It might be that i was tired of all that interactivity when i visited the Art Outsiders festival (in english) at the Maison Européenne de la Photographie in Paris, all i know is that i enjoyed a lot the very austere but compelling exhibition.
The works on show echo Nikola Tesla‘s principles of vibration and resonance in the fields of electricity and electromagnetism. They explore the nature of invisible material forces, highlight their beauty but also the impact these vibrating energies have on our environment and body.
The room occupied by Spectral Investigations Collective (Ghostlab, Ewen Chardronnet and Bureau d’Etudes) was the best introduction to what was on view at the MEP. The SIC has a rather dark view on technologies that “sneak into the living and the ecosystem.” They believe that the development of micro and nano technologies and the frenzied use of electromagnetic waves is unceasingly attacking our physical and psychological protection mechanisms. The collective questions the immunity of research labs and call for novel protection systems.
The SIC had filled the room with trinklets, monitoring and protecting devices, information posters and videos (some of them are online such as the video about electrosmog in an office or in the environment), pins on a map that indicate the location of radars, a translation in french of the Tactical Reality Dictionary by Konrad Becker, etc. To counter the unfortunately too plausible scenarios their video material was presenting (for example: immigrants and hooligans being RFID’d before entering the US or a stadium) and immune oneself against hertzian dangers, the collective is also envisioning magico-technological tactics and artefacts such as a kind of vacuum cleaner that captures ions.
The most fascinating art piece of the Art Outsiders exhibtion is Moon Bounce (1987) by Lowry Burgess, a pioneer of space art. Moon Bounce was one of the first a hologram that used the moon to reflect the wave. During a performance, purified water coming from several big rivers all around he world were poured into Diamond Spring in the USA. The performance was filmed and transcoded into sound that was radio broadcasted to the Moon. The sound reflected by the surface of the Moon to the Earth were captured by the Haystack telescope then turned into image by computer synthesis and finally transfered onto a hologram.

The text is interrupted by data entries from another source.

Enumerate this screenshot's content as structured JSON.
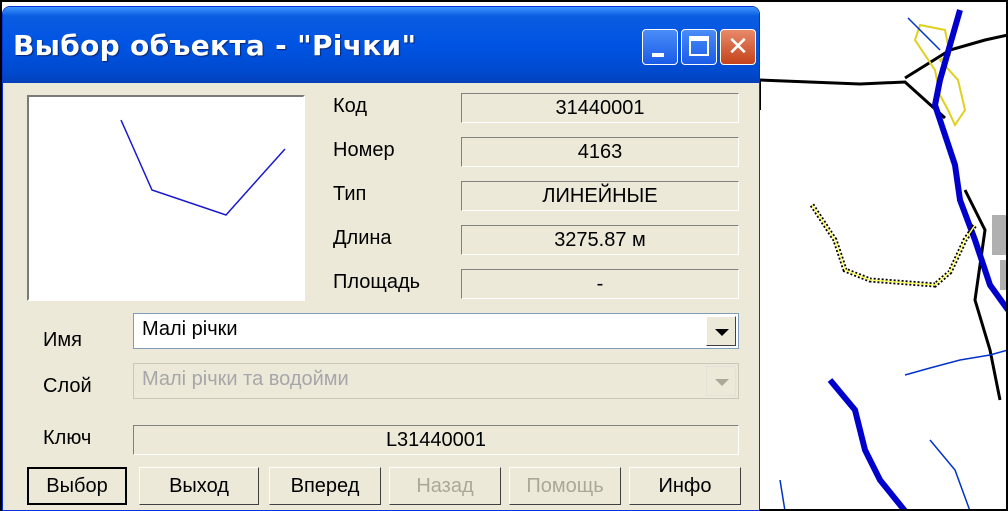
{
  "window": {
    "title": "Выбор объекта - \"Річки\"",
    "close_glyph": "✕"
  },
  "props": [
    {
      "label": "Код",
      "value": "31440001"
    },
    {
      "label": "Номер",
      "value": "4163"
    },
    {
      "label": "Тип",
      "value": "ЛИНЕЙНЫЕ"
    },
    {
      "label": "Длина",
      "value": "3275.87  м"
    },
    {
      "label": "Площадь",
      "value": "-"
    }
  ],
  "name_row": {
    "label": "Имя",
    "value": "Малі річки"
  },
  "layer_row": {
    "label": "Слой",
    "value": "Малі річки та водойми"
  },
  "key_row": {
    "label": "Ключ",
    "value": "L31440001"
  },
  "buttons": {
    "select": "Выбор",
    "exit": "Выход",
    "forward": "Вперед",
    "back": "Назад",
    "help": "Помощь",
    "info": "Инфо"
  },
  "icons": [
    "minimize-icon",
    "maximize-icon",
    "close-icon",
    "chevron-down-icon"
  ],
  "colors": {
    "titlebar": "#0054e3",
    "close_button": "#c4421b",
    "river": "#0000cc",
    "boundary": "#000000",
    "highlight": "#ffff66"
  }
}
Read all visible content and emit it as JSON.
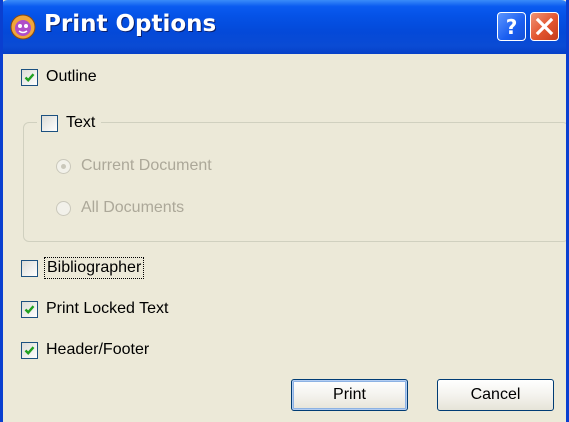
{
  "window": {
    "title": "Print Options",
    "title_icon": "app-icon",
    "help_icon": "help-icon",
    "close_icon": "close-icon"
  },
  "options": {
    "outline": {
      "label": "Outline",
      "checked": true
    },
    "text": {
      "label": "Text",
      "checked": false
    },
    "current_document": {
      "label": "Current Document",
      "selected": true,
      "enabled": false
    },
    "all_documents": {
      "label": "All Documents",
      "selected": false,
      "enabled": false
    },
    "bibliographer": {
      "label": "Bibliographer",
      "checked": false
    },
    "print_locked_text": {
      "label": "Print Locked Text",
      "checked": true
    },
    "header_footer": {
      "label": "Header/Footer",
      "checked": true
    }
  },
  "buttons": {
    "print": "Print",
    "cancel": "Cancel"
  },
  "colors": {
    "titlebar": "#0552e6",
    "dialog_bg": "#ece9d8",
    "check_mark": "#21a121",
    "disabled_text": "#aca899"
  }
}
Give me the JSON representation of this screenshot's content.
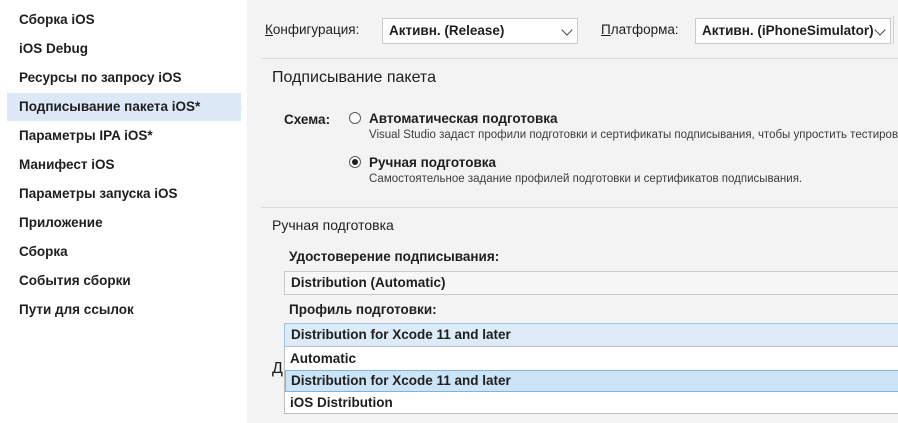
{
  "sidebar": {
    "items": [
      {
        "label": "Сборка iOS",
        "selected": false
      },
      {
        "label": "iOS Debug",
        "selected": false
      },
      {
        "label": "Ресурсы по запросу iOS",
        "selected": false
      },
      {
        "label": "Подписывание пакета iOS*",
        "selected": true
      },
      {
        "label": "Параметры IPA iOS*",
        "selected": false
      },
      {
        "label": "Манифест iOS",
        "selected": false
      },
      {
        "label": "Параметры запуска iOS",
        "selected": false
      },
      {
        "label": "Приложение",
        "selected": false
      },
      {
        "label": "Сборка",
        "selected": false
      },
      {
        "label": "События сборки",
        "selected": false
      },
      {
        "label": "Пути для ссылок",
        "selected": false
      }
    ]
  },
  "toolbar": {
    "config_label_accel": "К",
    "config_label_rest": "онфигурация:",
    "config_value": "Активн. (Release)",
    "platform_label_accel": "П",
    "platform_label_rest": "латформа:",
    "platform_value": "Активн. (iPhoneSimulator)"
  },
  "signing": {
    "section_title": "Подписывание пакета",
    "scheme_label": "Схема:",
    "options": [
      {
        "title": "Автоматическая подготовка",
        "description": "Visual Studio задаст профили подготовки и сертификаты подписывания, чтобы упростить тестирование",
        "checked": false
      },
      {
        "title": "Ручная подготовка",
        "description": "Самостоятельное задание профилей подготовки и сертификатов подписывания.",
        "checked": true
      }
    ]
  },
  "manual": {
    "section_title": "Ручная подготовка",
    "identity_label": "Удостоверение подписывания:",
    "identity_value": "Distribution (Automatic)",
    "profile_label": "Профиль подготовки:",
    "profile_value": "Distribution for Xcode 11 and later",
    "profile_options": [
      {
        "label": "Automatic",
        "highlighted": false
      },
      {
        "label": "Distribution for Xcode 11 and later",
        "highlighted": true
      },
      {
        "label": "iOS Distribution",
        "highlighted": false
      }
    ],
    "obscured_heading_fragment": "Д"
  },
  "colors": {
    "selected_nav_bg": "#dde8f7",
    "main_bg": "#f3f3f3",
    "highlight_bg": "#cce4f7"
  },
  "icons": {
    "combo_chevron": "chevron-down-icon"
  }
}
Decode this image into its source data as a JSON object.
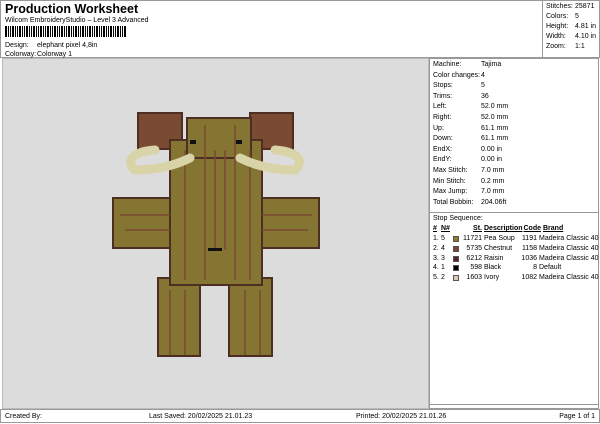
{
  "header": {
    "title": "Production Worksheet",
    "subtitle": "Wilcom EmbroideryStudio – Level 3 Advanced",
    "design_label": "Design:",
    "design_value": "elephant pixel 4,8in",
    "colorway_label": "Colorway:",
    "colorway_value": "Colorway 1"
  },
  "stats": [
    {
      "k": "Stitches:",
      "v": "25871"
    },
    {
      "k": "Colors:",
      "v": "5"
    },
    {
      "k": "Height:",
      "v": "4.81 in"
    },
    {
      "k": "Width:",
      "v": "4.10 in"
    },
    {
      "k": "Zoom:",
      "v": "1:1"
    }
  ],
  "info": [
    {
      "k": "Machine:",
      "v": "Tajima"
    },
    {
      "k": "Color changes:",
      "v": "4"
    },
    {
      "k": "Stops:",
      "v": "5"
    },
    {
      "k": "Trims:",
      "v": "36"
    },
    {
      "k": "Left:",
      "v": "52.0 mm"
    },
    {
      "k": "Right:",
      "v": "52.0 mm"
    },
    {
      "k": "Up:",
      "v": "61.1 mm"
    },
    {
      "k": "Down:",
      "v": "61.1 mm"
    },
    {
      "k": "EndX:",
      "v": "0.00 in"
    },
    {
      "k": "EndY:",
      "v": "0.00 in"
    },
    {
      "k": "Max Stitch:",
      "v": "7.0 mm"
    },
    {
      "k": "Min Stitch:",
      "v": "0.2 mm"
    },
    {
      "k": "Max Jump:",
      "v": "7.0 mm"
    },
    {
      "k": "Total Bobbin:",
      "v": "204.06ft"
    }
  ],
  "stop_sequence": {
    "title": "Stop Sequence:",
    "headers": [
      "#",
      "N#",
      "St.",
      "Description",
      "Code",
      "Brand"
    ],
    "rows": [
      {
        "n": "1.",
        "nn": "5",
        "color": "#8c7a2e",
        "st": "11721",
        "desc": "Pea Soup",
        "code": "1191",
        "brand": "Madeira Classic 40"
      },
      {
        "n": "2.",
        "nn": "4",
        "color": "#7a4030",
        "st": "5735",
        "desc": "Chestnut",
        "code": "1158",
        "brand": "Madeira Classic 40"
      },
      {
        "n": "3.",
        "nn": "3",
        "color": "#5a2228",
        "st": "6212",
        "desc": "Raisin",
        "code": "1036",
        "brand": "Madeira Classic 40"
      },
      {
        "n": "4.",
        "nn": "1",
        "color": "#000000",
        "st": "598",
        "desc": "Black",
        "code": "8",
        "brand": "Default"
      },
      {
        "n": "5.",
        "nn": "2",
        "color": "#d8ceb0",
        "st": "1603",
        "desc": "Ivory",
        "code": "1082",
        "brand": "Madeira Classic 40"
      }
    ]
  },
  "footer": {
    "created_by": "Created By:",
    "last_saved": "Last Saved: 20/02/2025 21.01.23",
    "printed": "Printed: 20/02/2025 21.01.26",
    "page": "Page 1 of 1"
  }
}
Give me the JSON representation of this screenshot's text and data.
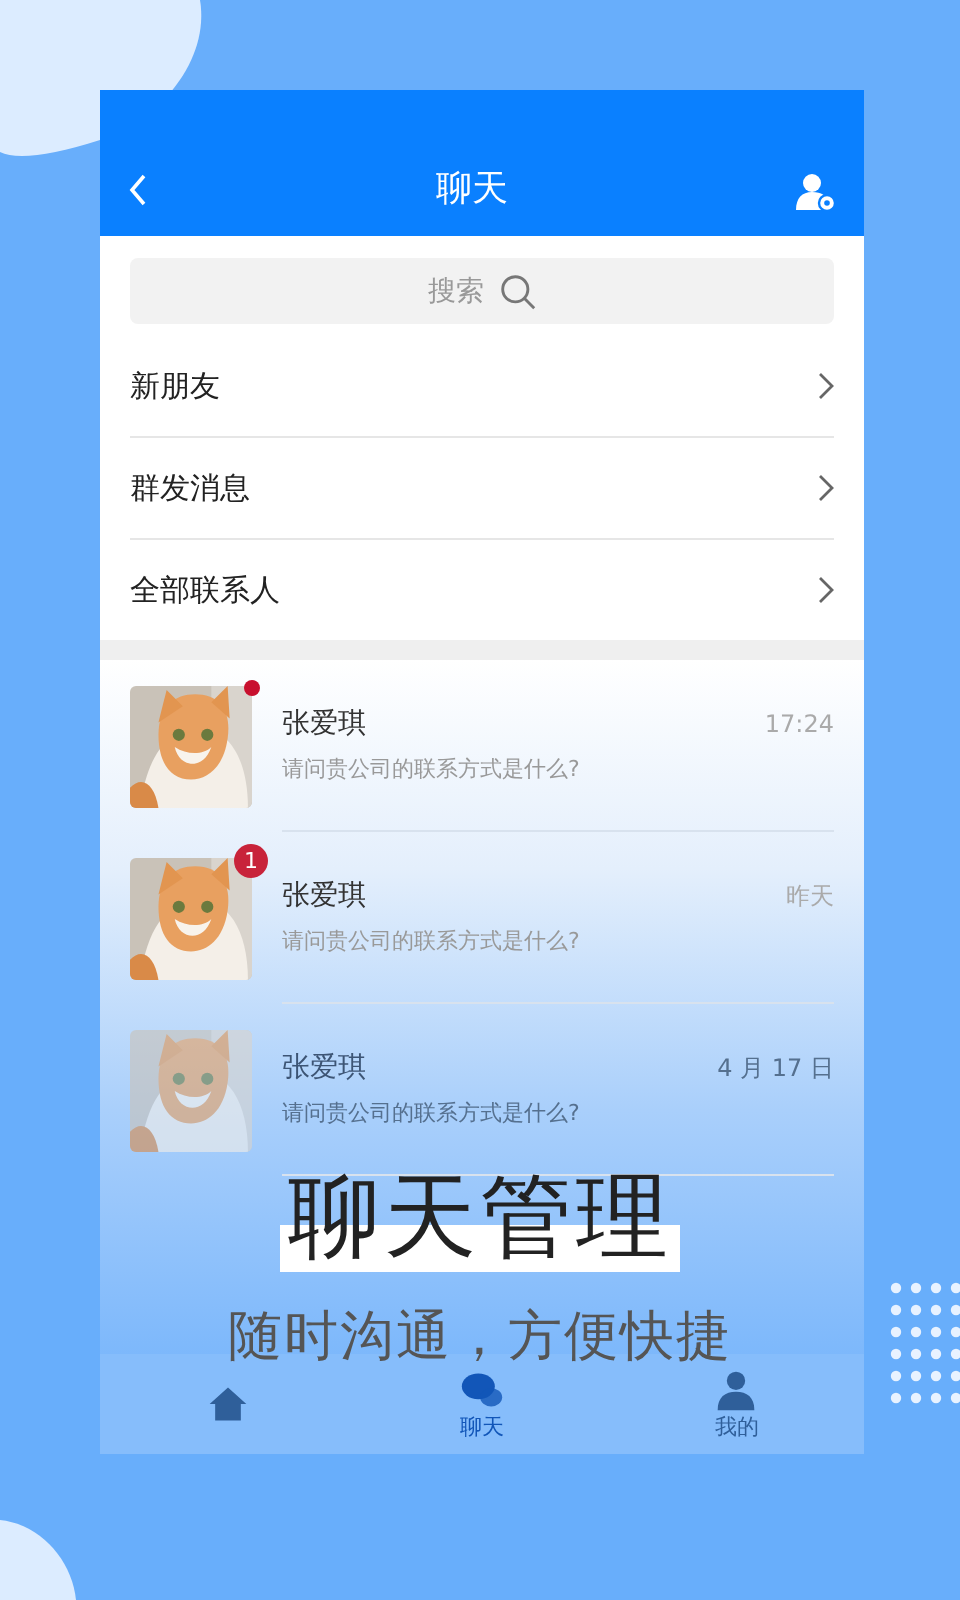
{
  "header": {
    "title": "聊天"
  },
  "search": {
    "placeholder": "搜索"
  },
  "menu": [
    {
      "label": "新朋友"
    },
    {
      "label": "群发消息"
    },
    {
      "label": "全部联系人"
    }
  ],
  "chats": [
    {
      "name": "张爱琪",
      "message": "请问贵公司的联系方式是什么?",
      "time": "17:24",
      "badge": {
        "kind": "dot"
      }
    },
    {
      "name": "张爱琪",
      "message": "请问贵公司的联系方式是什么?",
      "time": "昨天",
      "badge": {
        "kind": "count",
        "text": "1"
      }
    },
    {
      "name": "张爱琪",
      "message": "请问贵公司的联系方式是什么?",
      "time": "4 月 17 日"
    }
  ],
  "tab_bar": [
    {
      "kind": "home",
      "selected": false
    },
    {
      "kind": "chat",
      "label": "聊天",
      "selected": true
    },
    {
      "kind": "me",
      "label": "我的",
      "selected": false
    }
  ],
  "tagline": {
    "title": "聊天管理",
    "subtitle": "随时沟通，方便快捷"
  }
}
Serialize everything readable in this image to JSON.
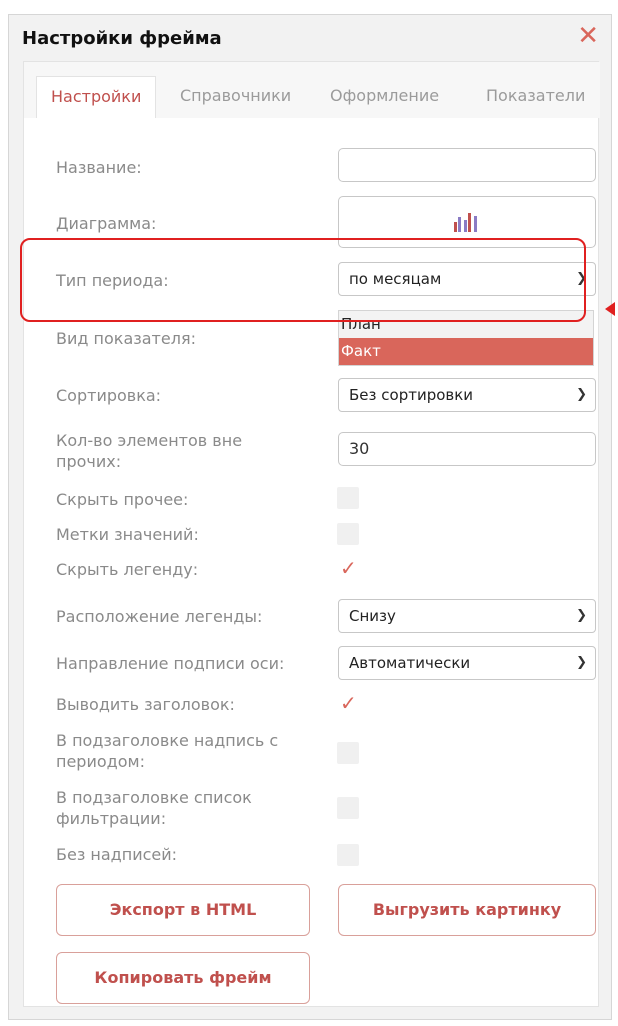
{
  "dialog": {
    "title": "Настройки фрейма",
    "close_icon": "close-icon"
  },
  "tabs": [
    {
      "label": "Настройки",
      "active": true
    },
    {
      "label": "Справочники",
      "active": false
    },
    {
      "label": "Оформление",
      "active": false
    },
    {
      "label": "Показатели",
      "active": false
    }
  ],
  "fields": {
    "name": {
      "label": "Название:",
      "value": ""
    },
    "chart": {
      "label": "Диаграмма:",
      "icon": "bar-chart-icon"
    },
    "period_type": {
      "label": "Тип периода:",
      "value": "по месяцам"
    },
    "indicator_type": {
      "label": "Вид показателя:",
      "options": [
        "План",
        "Факт"
      ],
      "selected": "Факт"
    },
    "sorting": {
      "label": "Сортировка:",
      "value": "Без сортировки"
    },
    "elements_count": {
      "label": "Кол-во элементов вне прочих:",
      "value": "30"
    },
    "hide_other": {
      "label": "Скрыть прочее:",
      "checked": false
    },
    "value_labels": {
      "label": "Метки значений:",
      "checked": false
    },
    "hide_legend": {
      "label": "Скрыть легенду:",
      "checked": true
    },
    "legend_position": {
      "label": "Расположение легенды:",
      "value": "Снизу"
    },
    "axis_label_direction": {
      "label": "Направление подписи оси:",
      "value": "Автоматически"
    },
    "show_title": {
      "label": "Выводить заголовок:",
      "checked": true
    },
    "subtitle_period": {
      "label": "В подзаголовке надпись с периодом:",
      "checked": false
    },
    "subtitle_filter": {
      "label": "В подзаголовке список фильтрации:",
      "checked": false
    },
    "no_labels": {
      "label": "Без надписей:",
      "checked": false
    }
  },
  "buttons": {
    "export_html": "Экспорт в HTML",
    "export_image": "Выгрузить картинку",
    "copy_frame": "Копировать фрейм"
  },
  "colors": {
    "accent": "#d9665b",
    "highlight": "#e02020"
  }
}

Moon Bounce integrates thus the irregular surface of the Moon inside the holographic image of the pouring of waters.
Looking for a way to express the energetic and invisible presence she experienced in sites such as Auschwitz, Marie-Jeanne Musiol came upon Kirlian photography. When an object or organism on a photographic plate is subjected to a strong electric field, an image is created on the plate. The artist created such photographs of live potted plants. Covered with dozens of luminous imprints of electromagnetic fields around biological bodies, the Bodies of Light wall gradually increases in intensity as you enter the room, before going back to dark until a new visitor comes in.
Abacus (1974), by Norman White, is such a beautiful device that i forgot to read the accompanying text when i visited the show. The tabletop work was designed and constructed while the artist was experimenting with the creation of chaotic systems using the simplest possible principles. Four out-of-phase oscillators induce and determine the speed of tiny tubes shuttling back and forth across metal hoops. Employing random and structured principles working in harmony to produce a chance effect – partially predictable, partially not – Abacus creates a semblance of autonomous life.
Worth your attention: The videos of Electromagnetic Bride, a conference on the same topic organised by V2_ in Rotterdam. The speakers included Horst Zuse, Nina Czegledy, David Tomas, Jan-Peter E.R. Sonntag, Æ, Usman Haque and Christa Sommerer.